    Seems like we all have the same idea here.  I prefer my Ruger, but there are many other fine handguns that work when they need to work.

  32. wooba says:

    Netranger:
    I think cycling the ammo through the breach a couple of times would have a negligable effect on the shells as far as driving the lead down into the brass case. If they were that sensitive, (ie. if the brass to lead fit was susceptible to such mild compressive forces) then the simple act of loading shells to fire would result in a percentage going Kaboom!

    I rather think our modern factory shells are of a much higher standard don’t you.

  33. @wooba

    You know a few things about ammo! Actually, loading many thousands of 380s and 9mm Parabellums I have had this trouble using pure lead (147gr Lead Round Nose – I have a six cavity mold.). While I did have the reseat problem, no pressure problems showed up. What I did was a drastic decrease in accuracy. Some reseats, and otherd don’t. It makes for not so good on the accuracy side. Though I did see a slight increase in pressure. I had the problem for 2 reasons: 1) To reduce wear on the casings, I did not crimp the bullets in. 2) The liquid allox lubricates rather well, even after it is dry. The pure lead (well actually, 25 parts lead, 1 part tin, 1 part antimony) bullets are much different than the jacketed ones our dog blasting hero was using. VERY FEW people use cast bullets in 9mm or 380s.

    But, factory ammo is all copper jackets and crimped. Now way any reseat could occur unless the gun was, well, just wacked out.

    I do find it funny that with my favorite cartridge, the 223 Remington, I set the bullets up to reseat with my bolt gun. It increases the accuracy of nearly any round when the bullet is seated in the riflings as the cartridge is seated. This means that the bullet is farther OUT of the case. This ALSO causes an increase in pressure, believe it not, because the bullet is, essentually, stuck in the riflings and to get it dislodged takes more pressure. It is counter intuitive but deaper seating causes lower pressure in that round. But, because of the smaller capacity (~8 grs, for a 380 and ~35 grs for a 223) the deaper seat would cause elevated pressures. Not enough for a “kaboom” but, detectable.

    But, again, you’re right, ammo is much higher of a standard than that. In fact, some bullets are actually shellacked (sp?) in for an increased seal (…the primer to, for us oil worry warts…)

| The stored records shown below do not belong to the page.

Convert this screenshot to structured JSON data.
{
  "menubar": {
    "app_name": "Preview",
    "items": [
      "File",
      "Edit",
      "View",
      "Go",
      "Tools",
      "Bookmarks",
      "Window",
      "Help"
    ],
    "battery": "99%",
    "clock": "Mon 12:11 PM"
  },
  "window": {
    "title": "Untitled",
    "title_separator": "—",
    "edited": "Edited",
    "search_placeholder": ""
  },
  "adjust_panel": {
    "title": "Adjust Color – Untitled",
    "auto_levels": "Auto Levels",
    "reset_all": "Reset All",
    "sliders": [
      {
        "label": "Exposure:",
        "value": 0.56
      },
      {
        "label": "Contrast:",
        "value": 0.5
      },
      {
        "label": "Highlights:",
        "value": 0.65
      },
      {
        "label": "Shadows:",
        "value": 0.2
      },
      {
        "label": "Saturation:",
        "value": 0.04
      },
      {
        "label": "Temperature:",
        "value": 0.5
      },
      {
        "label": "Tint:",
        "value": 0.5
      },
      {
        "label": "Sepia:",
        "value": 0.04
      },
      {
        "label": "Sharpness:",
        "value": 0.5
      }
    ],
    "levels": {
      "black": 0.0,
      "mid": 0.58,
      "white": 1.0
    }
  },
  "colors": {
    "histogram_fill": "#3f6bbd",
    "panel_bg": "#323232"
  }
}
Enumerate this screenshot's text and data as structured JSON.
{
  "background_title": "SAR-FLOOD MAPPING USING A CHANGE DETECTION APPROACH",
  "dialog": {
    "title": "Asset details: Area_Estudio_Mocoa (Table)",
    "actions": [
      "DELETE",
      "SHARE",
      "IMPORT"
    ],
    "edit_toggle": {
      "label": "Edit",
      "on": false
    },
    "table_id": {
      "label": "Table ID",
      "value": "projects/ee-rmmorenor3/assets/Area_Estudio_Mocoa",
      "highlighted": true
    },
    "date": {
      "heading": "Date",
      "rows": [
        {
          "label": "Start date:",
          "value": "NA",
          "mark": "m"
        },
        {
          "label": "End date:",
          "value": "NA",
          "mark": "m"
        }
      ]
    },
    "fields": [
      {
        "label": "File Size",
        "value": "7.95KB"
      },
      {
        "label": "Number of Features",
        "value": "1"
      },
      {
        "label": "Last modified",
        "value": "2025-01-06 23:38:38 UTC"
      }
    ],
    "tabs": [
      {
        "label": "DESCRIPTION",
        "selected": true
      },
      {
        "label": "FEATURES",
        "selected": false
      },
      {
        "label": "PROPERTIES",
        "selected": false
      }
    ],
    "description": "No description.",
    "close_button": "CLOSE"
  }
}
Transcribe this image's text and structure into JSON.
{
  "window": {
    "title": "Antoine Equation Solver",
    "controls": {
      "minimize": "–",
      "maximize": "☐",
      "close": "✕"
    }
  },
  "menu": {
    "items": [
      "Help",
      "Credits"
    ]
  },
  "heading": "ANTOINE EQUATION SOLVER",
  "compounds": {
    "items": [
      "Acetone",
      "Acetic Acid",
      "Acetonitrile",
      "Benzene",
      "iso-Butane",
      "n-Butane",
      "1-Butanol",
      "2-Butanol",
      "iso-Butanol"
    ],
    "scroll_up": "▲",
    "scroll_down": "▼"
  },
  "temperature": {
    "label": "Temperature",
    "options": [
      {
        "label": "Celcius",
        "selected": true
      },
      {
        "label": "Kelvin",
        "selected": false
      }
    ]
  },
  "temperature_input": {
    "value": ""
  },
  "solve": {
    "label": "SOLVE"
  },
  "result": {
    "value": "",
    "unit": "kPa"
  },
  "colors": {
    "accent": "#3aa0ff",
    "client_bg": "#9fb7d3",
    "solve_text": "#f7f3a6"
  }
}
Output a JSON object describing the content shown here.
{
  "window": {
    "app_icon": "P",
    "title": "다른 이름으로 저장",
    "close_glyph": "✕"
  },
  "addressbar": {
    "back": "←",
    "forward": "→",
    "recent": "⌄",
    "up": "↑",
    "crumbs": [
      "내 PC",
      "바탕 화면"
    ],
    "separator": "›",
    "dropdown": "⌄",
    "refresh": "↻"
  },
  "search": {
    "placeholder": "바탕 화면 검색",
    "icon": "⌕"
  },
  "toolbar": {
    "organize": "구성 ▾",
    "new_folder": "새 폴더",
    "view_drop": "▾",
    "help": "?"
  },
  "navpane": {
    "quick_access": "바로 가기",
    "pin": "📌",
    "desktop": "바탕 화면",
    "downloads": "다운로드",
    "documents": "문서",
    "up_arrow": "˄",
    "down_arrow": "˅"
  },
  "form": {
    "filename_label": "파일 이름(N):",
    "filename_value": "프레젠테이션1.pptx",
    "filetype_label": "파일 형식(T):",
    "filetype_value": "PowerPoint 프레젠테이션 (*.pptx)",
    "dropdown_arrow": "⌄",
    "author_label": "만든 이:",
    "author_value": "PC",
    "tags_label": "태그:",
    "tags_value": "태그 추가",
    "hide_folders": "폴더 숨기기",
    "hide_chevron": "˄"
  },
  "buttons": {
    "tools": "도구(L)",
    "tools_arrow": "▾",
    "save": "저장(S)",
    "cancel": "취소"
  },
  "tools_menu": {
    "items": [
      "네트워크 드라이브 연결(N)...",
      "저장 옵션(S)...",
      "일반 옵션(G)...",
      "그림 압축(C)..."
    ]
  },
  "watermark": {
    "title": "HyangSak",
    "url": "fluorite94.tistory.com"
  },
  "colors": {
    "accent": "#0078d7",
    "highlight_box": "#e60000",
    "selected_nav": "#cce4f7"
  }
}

    NOTE: Be very careful if you seat the bullets WAY out to contact the riflings or to be reseated by chambering the cartridge. If you decide to extract the round unfired, you could leave the bullet in there. It could be that very large “KABOOM!!!” as you put the next round in and you have two bullets with double the bullet weight. Best stick with factory specs and dimensions until you’ve got a few years into it. Picking those action fragments out of your brain is so tedious when you’re standing at the mirror in the bathroom.

  34. Zerachiel says:

    i keep a Ar-15 next to the bed and a S&W 38 special on me as all times. just like this you never know when you will need it and how many lives it can save.

    not everyone that carries a gun are evil bad  people.

  35. Wonder.Grrl says:

    Free Mason hand shake at 1:42. \m/